The questioning of the date of this painting started with the Joesph Heller's guidebook for the Pommersfelden collection in 1845. Art historian Rave said that the last digit looks like a 6 or a 9 so the date could be 1616 or 1619. On the other hand, art historians like Rose-Marie Hagen said that it is a 0 and the date was correct at 1610.[1] This painting was x-rayed in 1970 by Susanna P. Sack and it was confirmed that the date on this painting says 1610.[1] This information was then later published by Mary. D Garrard in 1982 and most scholars have accepted this information as the correct date.[1] The date of this painting is important because if it was done in 1616 or 1619 it would put it into the Florentine period, but since the painting was done in 1610 this painting was created in the Roman period.[1] Even Gentileschi's birth year was questioned by two art historians, Roberto Longhi, and Andrea Emiliani; this was because there was an incorrect identification on her birth date.[1] This information was corrected by art historian R. Ward Bissell in the year 1968 when she found a public record for Gentileschi's birth year.[1]

Father's guidance[edit]

Gentileschi's father, Orazio Gentileschi, was one of the first people in Italy to paint in the style of Caravaggio.[5][4] With Gentileschi's father being her first teacher, it was not surprising that Gentileschi painted in a similar style.[4][5] Art historians have different opinions about this version of Susanna and the Elders.[3] One opinion comes from Marry D. Garrard who thinks that Gentileschi is representing a rare visual of a female who has been victimized.[3] This is because Garrard believes that the painting could be related to Gentileschi's resistance to the sexual harassment that she received from men in her community before she was raped by Agostino Tassi.[3] On the other hand, Gianni Papi stated that the two elders were meant to represent her father and her second teacher, Tassi, because it is thought that his harassment of her was going on in the years prior to the rape and trial.[1] If she was being harassed by Tassi in years leading up to the trial, Gentileschi could have been portraying her feelings of the harassment in this painting. However, there is no evidence confirming either opinion.[1]

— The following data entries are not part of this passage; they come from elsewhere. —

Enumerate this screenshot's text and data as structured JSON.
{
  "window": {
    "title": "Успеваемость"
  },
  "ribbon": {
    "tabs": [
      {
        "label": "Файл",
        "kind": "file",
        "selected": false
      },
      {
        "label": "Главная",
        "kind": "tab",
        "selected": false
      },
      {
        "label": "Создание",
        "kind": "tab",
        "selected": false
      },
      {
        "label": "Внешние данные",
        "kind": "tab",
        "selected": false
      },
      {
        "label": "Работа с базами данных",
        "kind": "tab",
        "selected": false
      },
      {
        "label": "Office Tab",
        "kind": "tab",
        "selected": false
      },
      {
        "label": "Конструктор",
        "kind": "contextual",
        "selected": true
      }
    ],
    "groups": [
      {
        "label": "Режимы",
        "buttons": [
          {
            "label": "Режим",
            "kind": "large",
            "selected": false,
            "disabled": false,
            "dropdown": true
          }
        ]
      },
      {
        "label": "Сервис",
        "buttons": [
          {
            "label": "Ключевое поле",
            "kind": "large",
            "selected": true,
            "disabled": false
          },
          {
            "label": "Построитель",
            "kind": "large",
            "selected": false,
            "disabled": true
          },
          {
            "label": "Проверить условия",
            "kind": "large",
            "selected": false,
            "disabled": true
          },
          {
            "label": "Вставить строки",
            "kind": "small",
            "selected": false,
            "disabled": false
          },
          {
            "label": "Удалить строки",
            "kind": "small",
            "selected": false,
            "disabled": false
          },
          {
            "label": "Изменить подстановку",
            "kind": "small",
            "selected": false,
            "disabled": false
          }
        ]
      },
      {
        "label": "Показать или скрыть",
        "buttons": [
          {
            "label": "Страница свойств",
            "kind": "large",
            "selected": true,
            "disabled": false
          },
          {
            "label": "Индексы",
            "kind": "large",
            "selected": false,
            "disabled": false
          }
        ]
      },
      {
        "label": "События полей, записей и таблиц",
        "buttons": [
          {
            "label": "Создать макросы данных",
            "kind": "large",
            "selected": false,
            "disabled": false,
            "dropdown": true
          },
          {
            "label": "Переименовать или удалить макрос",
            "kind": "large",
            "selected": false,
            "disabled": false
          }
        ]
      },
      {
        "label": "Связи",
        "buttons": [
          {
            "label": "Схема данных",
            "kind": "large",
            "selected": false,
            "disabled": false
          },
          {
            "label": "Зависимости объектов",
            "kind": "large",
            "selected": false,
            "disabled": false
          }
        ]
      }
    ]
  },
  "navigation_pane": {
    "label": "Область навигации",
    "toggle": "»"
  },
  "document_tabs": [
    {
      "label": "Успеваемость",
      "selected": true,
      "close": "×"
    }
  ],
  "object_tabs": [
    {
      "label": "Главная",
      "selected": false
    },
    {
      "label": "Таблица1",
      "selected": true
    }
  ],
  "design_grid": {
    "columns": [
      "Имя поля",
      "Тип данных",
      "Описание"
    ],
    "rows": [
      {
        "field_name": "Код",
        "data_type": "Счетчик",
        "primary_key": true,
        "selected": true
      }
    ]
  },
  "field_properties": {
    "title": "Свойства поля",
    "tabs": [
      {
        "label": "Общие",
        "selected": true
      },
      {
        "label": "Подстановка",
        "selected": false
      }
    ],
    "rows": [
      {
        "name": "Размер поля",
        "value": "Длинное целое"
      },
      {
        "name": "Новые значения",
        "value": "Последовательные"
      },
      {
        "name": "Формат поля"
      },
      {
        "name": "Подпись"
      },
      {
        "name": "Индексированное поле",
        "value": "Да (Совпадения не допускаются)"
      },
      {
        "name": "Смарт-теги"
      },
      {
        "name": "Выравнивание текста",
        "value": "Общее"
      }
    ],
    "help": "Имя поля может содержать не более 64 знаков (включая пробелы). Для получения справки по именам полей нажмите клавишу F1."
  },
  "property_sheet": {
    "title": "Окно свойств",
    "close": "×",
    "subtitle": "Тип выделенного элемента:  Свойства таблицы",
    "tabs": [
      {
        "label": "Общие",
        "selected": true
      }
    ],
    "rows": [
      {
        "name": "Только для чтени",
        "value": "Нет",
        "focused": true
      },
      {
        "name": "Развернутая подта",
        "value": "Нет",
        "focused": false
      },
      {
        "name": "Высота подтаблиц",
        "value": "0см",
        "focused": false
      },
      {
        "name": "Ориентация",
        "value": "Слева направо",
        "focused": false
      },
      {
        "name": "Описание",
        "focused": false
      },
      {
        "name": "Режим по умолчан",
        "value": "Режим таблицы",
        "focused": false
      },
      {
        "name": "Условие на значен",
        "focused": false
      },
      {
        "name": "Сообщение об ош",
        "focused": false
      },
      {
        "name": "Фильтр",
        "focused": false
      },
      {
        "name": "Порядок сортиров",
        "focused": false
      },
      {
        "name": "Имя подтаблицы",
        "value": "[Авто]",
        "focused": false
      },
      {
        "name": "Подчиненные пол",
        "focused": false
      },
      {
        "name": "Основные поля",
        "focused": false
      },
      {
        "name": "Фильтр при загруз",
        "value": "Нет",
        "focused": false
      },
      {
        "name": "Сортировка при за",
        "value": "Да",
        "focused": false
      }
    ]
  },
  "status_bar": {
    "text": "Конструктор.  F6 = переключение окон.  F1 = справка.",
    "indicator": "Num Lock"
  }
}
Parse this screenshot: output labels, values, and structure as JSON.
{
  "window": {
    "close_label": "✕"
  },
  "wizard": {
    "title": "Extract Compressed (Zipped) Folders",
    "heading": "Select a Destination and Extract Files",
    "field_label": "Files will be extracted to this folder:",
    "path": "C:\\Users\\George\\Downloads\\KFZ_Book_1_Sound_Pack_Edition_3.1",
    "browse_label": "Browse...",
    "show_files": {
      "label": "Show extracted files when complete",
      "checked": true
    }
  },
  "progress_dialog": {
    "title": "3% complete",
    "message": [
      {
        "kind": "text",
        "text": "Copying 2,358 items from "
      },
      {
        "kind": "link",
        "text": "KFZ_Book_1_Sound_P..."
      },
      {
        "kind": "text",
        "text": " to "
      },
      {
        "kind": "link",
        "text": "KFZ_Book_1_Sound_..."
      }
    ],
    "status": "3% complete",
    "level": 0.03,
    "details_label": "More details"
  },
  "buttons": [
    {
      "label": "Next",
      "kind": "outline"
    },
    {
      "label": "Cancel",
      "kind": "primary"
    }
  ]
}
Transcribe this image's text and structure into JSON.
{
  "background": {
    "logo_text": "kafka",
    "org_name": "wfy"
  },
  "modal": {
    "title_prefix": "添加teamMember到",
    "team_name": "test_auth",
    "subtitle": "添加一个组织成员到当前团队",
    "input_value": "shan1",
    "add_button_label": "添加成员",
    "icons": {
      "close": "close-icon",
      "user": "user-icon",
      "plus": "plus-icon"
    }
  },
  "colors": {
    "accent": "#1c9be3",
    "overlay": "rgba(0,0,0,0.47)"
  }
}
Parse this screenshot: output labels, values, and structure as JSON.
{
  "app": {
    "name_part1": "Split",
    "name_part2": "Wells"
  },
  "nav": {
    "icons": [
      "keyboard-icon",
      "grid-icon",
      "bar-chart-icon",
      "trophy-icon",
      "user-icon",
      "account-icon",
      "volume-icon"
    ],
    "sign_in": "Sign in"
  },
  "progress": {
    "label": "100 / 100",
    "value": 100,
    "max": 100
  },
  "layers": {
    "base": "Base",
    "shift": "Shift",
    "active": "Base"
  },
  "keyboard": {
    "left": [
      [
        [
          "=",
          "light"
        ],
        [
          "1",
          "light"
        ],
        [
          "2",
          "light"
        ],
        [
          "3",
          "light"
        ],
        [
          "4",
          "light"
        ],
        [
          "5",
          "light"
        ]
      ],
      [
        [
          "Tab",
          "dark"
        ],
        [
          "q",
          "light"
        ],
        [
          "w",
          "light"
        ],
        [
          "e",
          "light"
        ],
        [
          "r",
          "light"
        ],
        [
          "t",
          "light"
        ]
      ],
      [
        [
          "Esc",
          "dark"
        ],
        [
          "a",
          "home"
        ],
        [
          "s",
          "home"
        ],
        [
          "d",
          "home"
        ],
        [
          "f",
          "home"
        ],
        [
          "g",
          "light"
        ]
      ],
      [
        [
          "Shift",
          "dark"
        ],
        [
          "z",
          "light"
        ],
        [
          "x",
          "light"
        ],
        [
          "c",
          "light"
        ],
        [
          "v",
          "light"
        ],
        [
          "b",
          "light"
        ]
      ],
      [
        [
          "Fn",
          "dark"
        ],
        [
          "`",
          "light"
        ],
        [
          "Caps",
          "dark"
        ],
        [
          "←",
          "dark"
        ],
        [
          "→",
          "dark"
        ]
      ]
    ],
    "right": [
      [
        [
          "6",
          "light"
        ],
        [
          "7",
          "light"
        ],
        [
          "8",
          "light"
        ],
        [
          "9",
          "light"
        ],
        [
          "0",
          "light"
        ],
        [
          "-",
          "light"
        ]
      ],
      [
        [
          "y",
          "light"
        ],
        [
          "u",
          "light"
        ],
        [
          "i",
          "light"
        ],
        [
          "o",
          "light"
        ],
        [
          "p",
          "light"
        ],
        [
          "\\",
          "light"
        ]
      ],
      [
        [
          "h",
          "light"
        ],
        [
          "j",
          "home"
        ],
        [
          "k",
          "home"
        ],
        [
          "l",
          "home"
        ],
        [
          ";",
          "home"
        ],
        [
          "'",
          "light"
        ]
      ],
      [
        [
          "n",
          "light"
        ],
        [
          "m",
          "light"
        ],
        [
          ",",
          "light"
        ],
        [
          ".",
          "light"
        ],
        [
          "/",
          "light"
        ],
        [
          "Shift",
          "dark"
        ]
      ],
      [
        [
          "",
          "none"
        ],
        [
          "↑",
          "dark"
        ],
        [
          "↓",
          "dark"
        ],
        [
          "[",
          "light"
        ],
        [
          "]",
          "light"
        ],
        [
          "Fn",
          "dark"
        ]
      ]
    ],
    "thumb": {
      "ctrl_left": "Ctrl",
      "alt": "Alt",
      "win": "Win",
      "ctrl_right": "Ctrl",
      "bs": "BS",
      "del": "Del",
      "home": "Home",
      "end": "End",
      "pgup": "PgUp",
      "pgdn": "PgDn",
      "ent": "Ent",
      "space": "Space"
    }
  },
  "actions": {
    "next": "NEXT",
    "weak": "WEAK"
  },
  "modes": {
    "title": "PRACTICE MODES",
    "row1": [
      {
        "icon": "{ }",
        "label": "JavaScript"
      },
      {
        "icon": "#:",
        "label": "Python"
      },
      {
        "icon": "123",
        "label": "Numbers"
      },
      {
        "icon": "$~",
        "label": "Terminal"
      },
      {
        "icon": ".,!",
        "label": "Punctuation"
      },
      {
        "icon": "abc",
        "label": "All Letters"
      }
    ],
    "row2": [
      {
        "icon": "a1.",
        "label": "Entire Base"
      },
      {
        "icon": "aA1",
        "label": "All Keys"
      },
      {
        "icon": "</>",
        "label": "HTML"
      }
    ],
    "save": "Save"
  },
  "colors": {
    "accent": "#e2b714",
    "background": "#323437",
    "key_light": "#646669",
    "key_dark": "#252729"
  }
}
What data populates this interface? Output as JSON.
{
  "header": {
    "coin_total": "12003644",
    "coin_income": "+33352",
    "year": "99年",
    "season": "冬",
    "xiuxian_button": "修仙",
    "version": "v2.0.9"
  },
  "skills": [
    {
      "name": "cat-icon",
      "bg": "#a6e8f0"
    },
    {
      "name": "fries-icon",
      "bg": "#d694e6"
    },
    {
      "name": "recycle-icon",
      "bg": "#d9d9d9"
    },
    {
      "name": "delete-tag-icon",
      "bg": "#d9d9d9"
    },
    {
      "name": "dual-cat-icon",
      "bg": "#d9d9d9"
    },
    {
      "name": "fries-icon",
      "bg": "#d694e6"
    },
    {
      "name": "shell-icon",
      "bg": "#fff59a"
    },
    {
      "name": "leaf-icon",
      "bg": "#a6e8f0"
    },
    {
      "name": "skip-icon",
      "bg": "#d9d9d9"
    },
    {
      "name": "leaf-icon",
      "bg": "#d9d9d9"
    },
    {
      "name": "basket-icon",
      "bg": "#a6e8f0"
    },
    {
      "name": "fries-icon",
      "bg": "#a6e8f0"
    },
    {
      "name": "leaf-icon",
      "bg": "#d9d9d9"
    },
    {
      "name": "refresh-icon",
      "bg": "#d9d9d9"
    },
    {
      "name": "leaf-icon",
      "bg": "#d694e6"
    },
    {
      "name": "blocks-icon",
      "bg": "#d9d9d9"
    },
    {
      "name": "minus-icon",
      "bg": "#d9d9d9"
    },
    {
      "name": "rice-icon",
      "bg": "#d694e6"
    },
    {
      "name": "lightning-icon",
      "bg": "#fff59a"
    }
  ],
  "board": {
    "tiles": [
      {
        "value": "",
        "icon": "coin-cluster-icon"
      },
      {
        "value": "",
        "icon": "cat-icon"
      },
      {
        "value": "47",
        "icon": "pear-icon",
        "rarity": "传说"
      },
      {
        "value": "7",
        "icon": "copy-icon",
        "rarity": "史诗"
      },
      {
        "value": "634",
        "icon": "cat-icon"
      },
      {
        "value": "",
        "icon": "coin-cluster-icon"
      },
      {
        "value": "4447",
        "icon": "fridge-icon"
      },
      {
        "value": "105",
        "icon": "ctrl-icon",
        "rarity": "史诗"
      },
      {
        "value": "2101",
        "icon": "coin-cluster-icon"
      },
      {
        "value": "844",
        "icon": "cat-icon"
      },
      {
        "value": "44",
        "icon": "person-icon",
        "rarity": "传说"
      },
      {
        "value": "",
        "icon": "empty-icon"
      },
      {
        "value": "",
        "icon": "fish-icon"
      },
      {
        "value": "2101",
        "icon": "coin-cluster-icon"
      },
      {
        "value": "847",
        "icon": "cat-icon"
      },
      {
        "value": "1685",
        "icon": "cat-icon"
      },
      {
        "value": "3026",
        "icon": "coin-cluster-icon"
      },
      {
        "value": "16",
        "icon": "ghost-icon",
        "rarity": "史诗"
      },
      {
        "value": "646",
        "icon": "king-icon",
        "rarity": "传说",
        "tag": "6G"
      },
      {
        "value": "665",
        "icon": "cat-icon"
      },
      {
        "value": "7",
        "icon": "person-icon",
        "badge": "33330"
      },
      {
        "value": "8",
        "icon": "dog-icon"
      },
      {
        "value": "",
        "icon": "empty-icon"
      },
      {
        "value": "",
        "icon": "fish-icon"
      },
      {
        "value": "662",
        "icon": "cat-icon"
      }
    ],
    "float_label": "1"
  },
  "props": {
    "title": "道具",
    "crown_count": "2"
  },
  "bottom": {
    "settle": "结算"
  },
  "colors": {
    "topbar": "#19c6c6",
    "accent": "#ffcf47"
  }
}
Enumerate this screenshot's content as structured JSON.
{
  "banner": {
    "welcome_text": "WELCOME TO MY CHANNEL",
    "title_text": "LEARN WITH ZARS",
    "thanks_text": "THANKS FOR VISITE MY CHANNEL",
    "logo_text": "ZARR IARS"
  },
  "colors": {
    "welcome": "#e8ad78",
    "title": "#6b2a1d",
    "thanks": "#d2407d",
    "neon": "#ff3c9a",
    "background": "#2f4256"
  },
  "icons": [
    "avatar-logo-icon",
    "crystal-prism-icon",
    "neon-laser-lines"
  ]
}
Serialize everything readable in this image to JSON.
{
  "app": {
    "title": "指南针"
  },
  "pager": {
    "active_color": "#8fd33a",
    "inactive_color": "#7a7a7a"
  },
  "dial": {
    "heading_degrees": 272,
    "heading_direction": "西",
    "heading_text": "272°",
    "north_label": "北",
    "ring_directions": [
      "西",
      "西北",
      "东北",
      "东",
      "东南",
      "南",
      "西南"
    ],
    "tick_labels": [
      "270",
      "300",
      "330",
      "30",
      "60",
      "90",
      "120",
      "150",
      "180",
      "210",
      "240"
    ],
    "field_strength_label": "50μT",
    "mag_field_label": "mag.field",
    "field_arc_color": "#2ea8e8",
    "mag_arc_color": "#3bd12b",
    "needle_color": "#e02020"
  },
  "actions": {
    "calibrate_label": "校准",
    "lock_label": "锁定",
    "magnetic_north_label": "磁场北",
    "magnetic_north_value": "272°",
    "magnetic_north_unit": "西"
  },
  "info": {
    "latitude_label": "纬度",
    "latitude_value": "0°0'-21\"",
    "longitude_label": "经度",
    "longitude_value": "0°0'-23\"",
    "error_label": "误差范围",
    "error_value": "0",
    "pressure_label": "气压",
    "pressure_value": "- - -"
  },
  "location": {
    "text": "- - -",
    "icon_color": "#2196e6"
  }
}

Artist Kathleen Gilje created a work of art based Gentileschi's painting in which she made one, more violent version of Gentileschi's painting in lead paint, then painted a copy of Gentileschi's original over top. An x-ray of Gilje's painting shows Gentileschi's version of Susanna overlaying a version that depicts the rage and pain of a rape victim. Gilje titled this piece Susanna and the Elders Restored (x-ray, 1998).[citation needed]


  1. ^ a b c d e f g h i j k l m n o p q r s t u v w x y z aa Christiansen, Keith; Mann, Judith (2001). Orazio and Artemesia Gentileschi. Metropolitan Museum of Art.
  2. ^ a b c d Garrard, Mary R. (2001). Artemisia Gentileschi Around 1622 The shaping and Reshaping of an Artistic Identity. Los Angeles, California: Regents of the University of California. pp. 77–113. ISBN 978-0-520-22841-2.
  3. ^ a b c d e Grace, Sherrill (January 2004). "Life Without Instruction: Artemisia, and the Lesson of Perspective". Life Without Instruction: Artemisia, and the Lesson of Perspective. 25 (1).
  4. ^ a b c Slatkin, Wendy (1997). Women Artists in History. Upper Saddle River, New Jersey: Simon & Schuster. pp. 73–75. ISBN 978-0-13-432873-7.
  5. ^ a b c Locker, Jesse M. (2015). Artemisia Gentileschi: The Language of Painting. London. p. 48. ISBN 978-0-300-18511-9.
  6. ^ a b c d e Mann, Judith W. (2009). "Identity signs: meanings and methods in Artemisia Gentileschi's signatures". Wiley. 23 (1): 71–107. JSTOR 24417558.


  • Christiansen, Keith; Mann, Judith, Orazio and Artemisia Gentileschi (Metropolitan Museum of Art 2001) pp. 296-299
  • Garrard, Mary R, Artemisia Gentileschi Around 1622 The Shaping and Reshaping of an Artistic Identity (Regents of the University of California 2001) pp. 77-113
  • Grace, Sherrill, Life without Instruction: Artemisia, and the Lesson of Perspective (University of British Columbia 2004) pp. 116-135
  • Locker, Jesse M., Artemisia Gentileschi: The Language of Painting (London 2015) pp. 48
  • Mann, Judith W., Identity Signs: Meaning and Methods in Artemisia Gentileschi Signatures (Wiley) pp. 71-107
  • Slatkin, Wendy, Women Artists in History (Upper Saddle River 1997) pp. 73-75